But did Better Than Ezra exist past their window of indestructibility? Well, sure. As is the case with a lot of these bands, they were slightly too anonymous for any sort of long-term success, and when the subsequent songs weren’t as easily digested as “Good,” they were abandoned for whoever their 1996 equivalent was (most likely people heard Butthole Surfers’ “Pepper” and thought they had discovered this great new band).

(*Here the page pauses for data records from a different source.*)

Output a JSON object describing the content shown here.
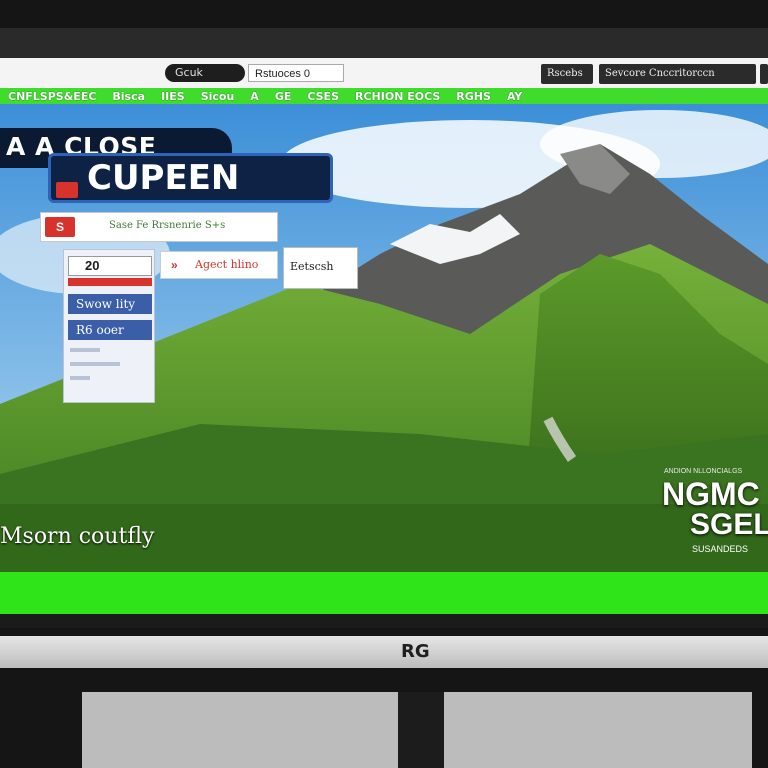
{
  "browser": {
    "tab_label": "Gcuk",
    "address_value": "Rstuoces 0",
    "right_button_1": "Rscebs",
    "right_button_2": "Sevcore Cnccritorccn",
    "right_button_3": ""
  },
  "nav": {
    "items": [
      "CNFLSPS&EEC",
      "Bisca",
      "IIES",
      "Sicou",
      "A",
      "GE",
      "CSES",
      "RCHION EOCS",
      "RGHS",
      "AY"
    ]
  },
  "overlay": {
    "banner_line1": "A A CLOSE",
    "banner_line2": "CUPEEN",
    "panel_logo": "S",
    "panel_text": "Sase   Fe   Rrsnenrie   S+s",
    "sidebar_head": "20",
    "sidebar_items": [
      "Swow lity",
      "R6 ooer"
    ],
    "link_arrow": "»",
    "link_label": "Agect hlino",
    "search_label": "Eetscsh",
    "caption": "Msorn coutfly",
    "badge_small": "ANDION NLLONCIALGS",
    "badge_line1": "NGMC",
    "badge_line2": "SGEL",
    "badge_line3": "SUSANDEDS"
  },
  "bezel": {
    "brand": "RG"
  },
  "colors": {
    "nav_green": "#3fdc2c",
    "band_green": "#2fe418",
    "banner_navy": "#0d2244",
    "accent_red": "#d8322c",
    "sidebar_blue": "#3a5fa8"
  }
}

Better Than Ezra’s debut album, Deluxe, spawned at least two more singles that I remember hearing on the radio-“In The Blood” and “Roselia,” both of which were passable but generally forgettable (though I do seem to remember a black-and-white video for “In the Blood” that seemed way more intense than the actual content of the song). Their second album, Friction, Baby, stumbled a bit with its first single “King of New Orleans,” but I definitely recall hearing second single “Desperately Wanting” so much I thought it had become the new national anthem. And lo and behold, it’s probably their best song. It contains an intensity that had been missing from their “Look at how much we can shrug and slouch” approach that you see in all college rock bands (which makes sense, because these guys met at LSU and played their first gigs at frat houses). The lyrics even foretold the genre that came to be known as emo, because the song appears to be all about being in love with your best friend but not knowing what to do about it. This same dippy sentiment also inspired every single program on the WB for half a decade.

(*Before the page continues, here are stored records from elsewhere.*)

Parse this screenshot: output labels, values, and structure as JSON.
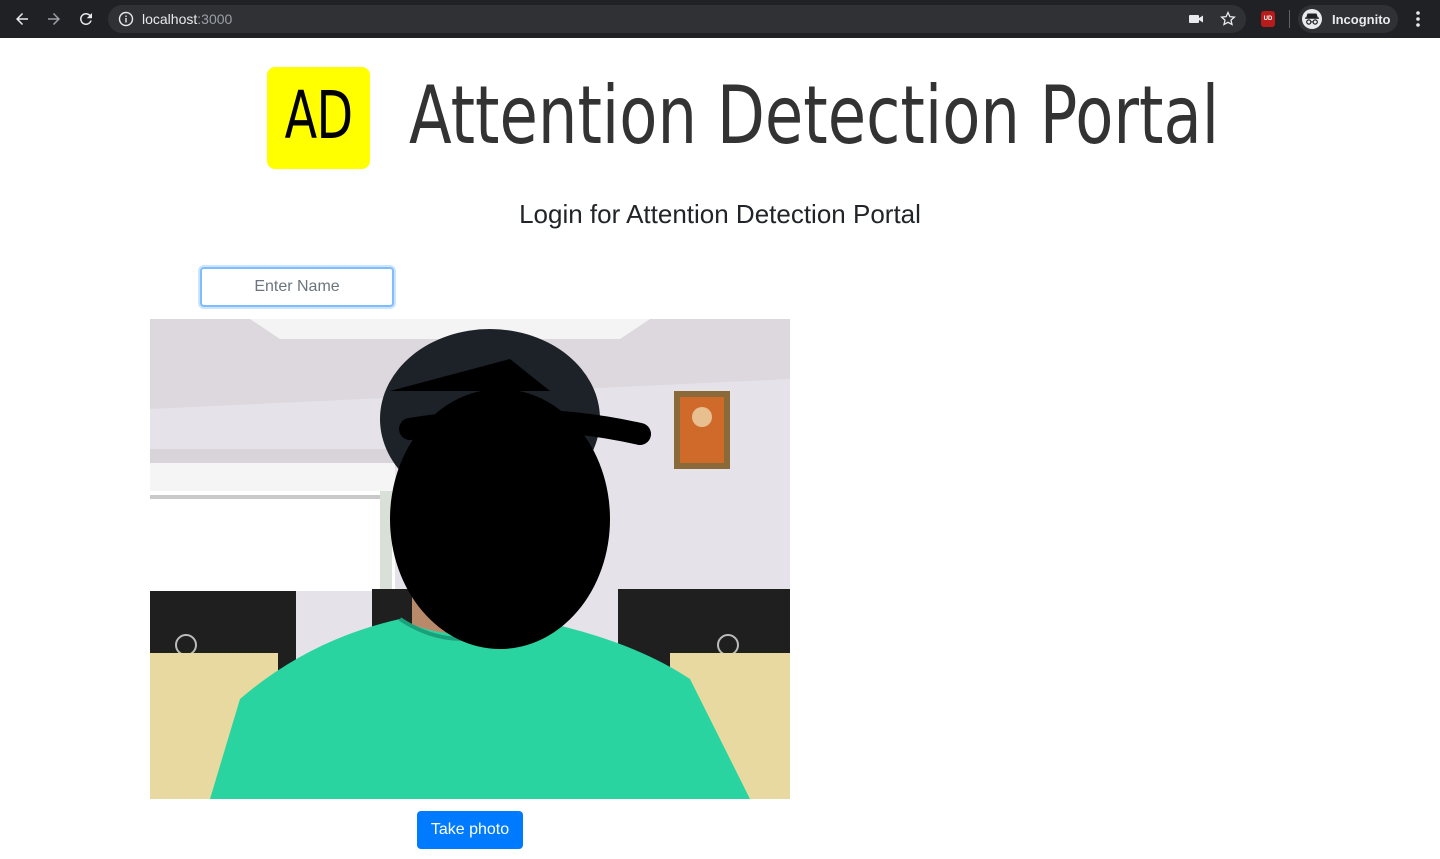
{
  "browser": {
    "url_host": "localhost",
    "url_port": ":3000",
    "profile_label": "Incognito",
    "extension_badge": "UD"
  },
  "header": {
    "logo_text": "AD",
    "title": "Attention Detection Portal",
    "logo_color": "#ffff00"
  },
  "login": {
    "heading": "Login for Attention Detection Portal",
    "name_placeholder": "Enter Name",
    "take_photo_label": "Take photo"
  },
  "colors": {
    "primary_button": "#007bff",
    "input_focus_border": "#80bdff"
  }
}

Two years later, Better Than Ezra dropped How Does Your Garden Grow? The beefed-up sound of Friction, Baby was expanded to the nth degree, as the band worked with a lot more electronics, and the songs started growing up as well. “One More Murder” was a piss-poor choice as a single because it lacks a really punchy hook, but it feels sexy and dangerous in ways that the band had only hinted at in the past. The record was basically ignored, and Better Than Ezra was released from their contract with Elektra. Closer followed in 2001 and was universally ignored, save for one thing: It seemed like right after September 11th, the song “Extraordinary” became a huge hit. I have a lot of love for these guys (if it wasn’t already clear, having already spent 968 words discussing them), but “Extraordinary” is one of the worst radio songs of the past decade, mostly due to the canned Sugar Ray-ish acoustic guitar loop and the faux-rapping that makes Rodney Dangerfield sound like Jay-Z. But hey, we were all paranoid and hysterical, and perhaps a honky rap song about getting up early in the morning was just what the doctor ordered (though I doubt it).

Since then, Better Than Ezra have released a live album and a greatest hits record, and on May 31st they will release Before The Robots, what could be considered a return to form. The lead single “A Lifetime” is 1995 all over again, and it makes me feel nostalgic for all the wrong reasons. It even could be used as a graduation song, because it’s about sneaking off to the beach with your girlfriend and your girlfriend’s mother not being upset with you all that much. It’s great car-driving pop (it’s a shame I don’t drive anymore). The record splits the difference between their mainstream, “adult”-type songs (“Our Finest Year”) and their college bar band roots (“A Southern Thing”). Even the somewhat goofy Beck-biting (and, I guess by transitivity, Prince-biting) “Juicy” sounds like a winner. But let’s be honest and pragmatic: BTE is, was, and always will be a bar band from New Orleans who happened to be the cat’s pajamas for a summer. In fact, they’re still the shit in the Big Easy-they play the New Orleans Jazz Fest every year to massive crowds. The most extraordinary thing about them is that despite being more or less disposed of before they even had the chance to enjoy arriving, they still mean it. In another universe, cynicism never took hold, and Better Than Ezra are Coldplay, except they don’t totally suck.

Hey! Do you have a favorite band who has been forgotten and deserves some props? Were you in a band who deserves some props? Are you in a local or regional band who deserves some props? I got your props! E-mail alterna-detritus at [email protected]